And what about Baku's famous landmark, the Maiden's Tower? Quite probably, it was built in stages between the 5-6th and later in the 11-12th centuries. Most historians believe the tower has never been conquered by enemies, and hence the name "maiden", implying "virgin".
The shape of its construction (somewhat resembling the numeral "6" when viewed from above) continues to intrigue contemporary observers. Does it represent the symbol of "yin-yang" so common to Eastern philosophy? Or is it yet another variation of the well-known symbol of the torch ("buta") so pervasive in the "Land of Fire"? Or was its unique shape the result of clever engineering, making the structure invincible against erosion from the sea, or attack by military troops.
Ichari Shahar also boasts a number of bathhouses ("hamams"). One of the most famous bathhouses, Kazimbey's Hamam, allegedly has as many domes as he had wives! There's six or seven domes. Of course, it's really a joke.
Just outside the citadel walls is the Philharmonic Hall - newly renovated and refurbished. Originally built between 1910-1912 to house the local assembly of government, its architecture allegedly was inspired by the casinos of Monte Carlo.
Rumor has it that the architect caught his moment of inspiration on a piece of paper from the ashes that had fallen from his cigar! Similar to some of the major construction projects underway in the city today, not everybody was happy with it. In fact, many people were outraged that 250 trees had to be cut down to make way for the building. In 1937 the Soviets transformed the building into Baku's main concert hall. Today after spending more than five years to refurbish the building, this beautiful building once again serves as the most prestigious concert hall in town.
National identity is not something that is fixed and constant in time. It constantly evolves and develops throughout the years, shaped by the cultural architects of time. Statoil hopes that this film in its depiction of the past will serve to promote a sense of identity, pride and belonging among the people of Baku and Azerbaijan today.
Statoil's Earlier Projects
In 2001, Statoil sponsored the creation of a set of 7 CDs featuring four major works of Uzeyir Hajibeyov (1885-1948). These include two major operas: "Leyli and Majnun" and "Koroghlu", along with his most famous music comedies: "Arshin Mal Alan" (The Cloth Peddler) and "O Olmasin Bu Olsun" (If Not This One, Then That One, which is sometimes also called "Mashadi Ibad"). Together with Azerbaijan International magazine, which produced the CDs, Statoil wanted to make these classics available in a medium more contemporary than their original LP records.
In 2002, Statoil published a collection of legendary tales by the famous Azerbaijani poet Nizami Ganjavi (1141-1209). This new book "Gunash Diyari" (Land of the Sun) is a beautiful, 92-page hardbound volume, illustrated with many colourful miniature paintings from Nizami's tales.
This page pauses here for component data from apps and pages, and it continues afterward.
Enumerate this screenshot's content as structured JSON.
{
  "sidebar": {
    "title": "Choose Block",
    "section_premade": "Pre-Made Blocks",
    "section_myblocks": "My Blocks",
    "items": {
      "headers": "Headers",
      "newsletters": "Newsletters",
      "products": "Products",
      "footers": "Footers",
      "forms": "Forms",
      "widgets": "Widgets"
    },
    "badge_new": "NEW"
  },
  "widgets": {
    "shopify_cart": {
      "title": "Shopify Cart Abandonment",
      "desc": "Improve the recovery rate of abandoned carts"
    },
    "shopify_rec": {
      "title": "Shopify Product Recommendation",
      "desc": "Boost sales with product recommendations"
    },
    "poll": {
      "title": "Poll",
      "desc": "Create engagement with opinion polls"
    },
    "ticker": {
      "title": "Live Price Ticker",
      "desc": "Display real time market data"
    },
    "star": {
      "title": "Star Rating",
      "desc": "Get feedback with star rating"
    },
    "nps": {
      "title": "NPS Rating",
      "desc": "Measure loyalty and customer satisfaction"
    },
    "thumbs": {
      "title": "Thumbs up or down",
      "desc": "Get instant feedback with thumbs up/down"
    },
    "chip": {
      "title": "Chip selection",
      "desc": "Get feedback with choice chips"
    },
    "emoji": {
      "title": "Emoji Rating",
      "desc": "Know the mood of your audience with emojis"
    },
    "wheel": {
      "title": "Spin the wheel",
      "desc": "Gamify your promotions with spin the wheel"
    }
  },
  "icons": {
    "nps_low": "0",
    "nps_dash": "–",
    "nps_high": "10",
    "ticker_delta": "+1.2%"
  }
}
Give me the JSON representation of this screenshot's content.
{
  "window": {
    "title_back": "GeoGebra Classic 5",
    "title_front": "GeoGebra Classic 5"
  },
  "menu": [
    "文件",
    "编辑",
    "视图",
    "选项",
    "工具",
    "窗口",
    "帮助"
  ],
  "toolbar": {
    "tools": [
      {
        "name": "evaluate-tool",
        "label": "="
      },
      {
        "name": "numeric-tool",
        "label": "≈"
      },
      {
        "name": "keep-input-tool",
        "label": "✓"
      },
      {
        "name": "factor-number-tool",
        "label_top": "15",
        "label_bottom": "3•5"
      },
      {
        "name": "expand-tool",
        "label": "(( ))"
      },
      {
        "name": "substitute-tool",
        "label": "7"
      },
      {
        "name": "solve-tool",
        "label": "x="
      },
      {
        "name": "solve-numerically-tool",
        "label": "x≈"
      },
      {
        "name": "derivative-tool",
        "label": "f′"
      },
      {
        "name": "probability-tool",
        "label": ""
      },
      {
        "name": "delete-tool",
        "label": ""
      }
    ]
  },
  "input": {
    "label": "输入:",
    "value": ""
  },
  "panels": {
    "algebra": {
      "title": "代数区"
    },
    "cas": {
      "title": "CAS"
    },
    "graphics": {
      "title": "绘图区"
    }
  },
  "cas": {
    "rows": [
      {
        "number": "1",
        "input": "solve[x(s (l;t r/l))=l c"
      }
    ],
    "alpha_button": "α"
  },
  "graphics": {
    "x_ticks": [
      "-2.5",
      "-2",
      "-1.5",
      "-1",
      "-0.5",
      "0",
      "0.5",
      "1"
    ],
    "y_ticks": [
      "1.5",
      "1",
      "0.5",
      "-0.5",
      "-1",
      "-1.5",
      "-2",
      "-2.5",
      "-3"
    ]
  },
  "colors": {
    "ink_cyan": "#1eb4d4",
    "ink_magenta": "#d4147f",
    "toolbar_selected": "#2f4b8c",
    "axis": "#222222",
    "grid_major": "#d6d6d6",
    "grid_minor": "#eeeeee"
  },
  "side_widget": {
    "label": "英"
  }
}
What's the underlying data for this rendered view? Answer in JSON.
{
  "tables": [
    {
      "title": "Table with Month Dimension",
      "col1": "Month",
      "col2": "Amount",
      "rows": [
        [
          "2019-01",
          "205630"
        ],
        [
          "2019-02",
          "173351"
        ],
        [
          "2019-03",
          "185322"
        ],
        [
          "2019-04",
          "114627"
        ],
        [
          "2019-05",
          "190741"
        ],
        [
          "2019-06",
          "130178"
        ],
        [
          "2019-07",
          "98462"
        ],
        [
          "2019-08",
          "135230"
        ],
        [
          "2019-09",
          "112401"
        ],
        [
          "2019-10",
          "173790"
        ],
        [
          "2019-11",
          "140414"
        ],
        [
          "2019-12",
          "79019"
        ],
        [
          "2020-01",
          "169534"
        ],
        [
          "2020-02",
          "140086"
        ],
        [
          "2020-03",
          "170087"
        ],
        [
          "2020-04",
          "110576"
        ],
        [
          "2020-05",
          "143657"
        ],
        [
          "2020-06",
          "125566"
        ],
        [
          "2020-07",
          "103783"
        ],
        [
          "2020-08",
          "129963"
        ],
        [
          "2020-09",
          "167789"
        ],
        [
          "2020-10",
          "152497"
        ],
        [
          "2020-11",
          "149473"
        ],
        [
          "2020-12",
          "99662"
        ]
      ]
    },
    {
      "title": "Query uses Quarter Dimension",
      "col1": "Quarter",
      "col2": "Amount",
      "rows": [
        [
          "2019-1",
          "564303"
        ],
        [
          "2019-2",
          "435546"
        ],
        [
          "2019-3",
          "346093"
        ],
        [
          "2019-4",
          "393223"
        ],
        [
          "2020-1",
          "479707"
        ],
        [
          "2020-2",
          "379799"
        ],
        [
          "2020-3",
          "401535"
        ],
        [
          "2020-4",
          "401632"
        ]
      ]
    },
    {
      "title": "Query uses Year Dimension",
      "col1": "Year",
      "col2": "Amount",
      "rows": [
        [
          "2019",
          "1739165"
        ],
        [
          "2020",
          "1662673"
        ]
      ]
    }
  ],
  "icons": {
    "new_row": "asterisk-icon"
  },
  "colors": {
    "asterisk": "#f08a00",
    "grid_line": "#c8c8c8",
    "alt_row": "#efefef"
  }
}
The stories are presented as prose. Its publication was carried out in cooperation with Unocal and Ayna Publishing. It is the first time that Nizami's Tales have been published in Azeri Latin script, the alphabet, which Azerbaijan's Parliament adopted, in late 1991 after gaining independence from the Soviet Union.
In 2003, Statoil and Unocal identified and sponsored another project that is a cultural milestone - the publishing of Majnun Karimov's book, "The Azerbaijan Musical Instruments". This 184-page, hardbound book consists of photographs of traditional medieval musical instruments of Azerbaijan.
Many of them only existed in the delicate miniature paintings before Karimov devoted nearly 30 years of his life to find ways to reconstruct them. Now there is an ensemble, which performs medieval music on these new instruments that date to medieval times. The book comes with CD ROM so that the reader can also see and listen to these instruments being played. [See article in this issue].
Pål Eitrheim is Government and Public Relations Manager, Statoil Azerbaijan.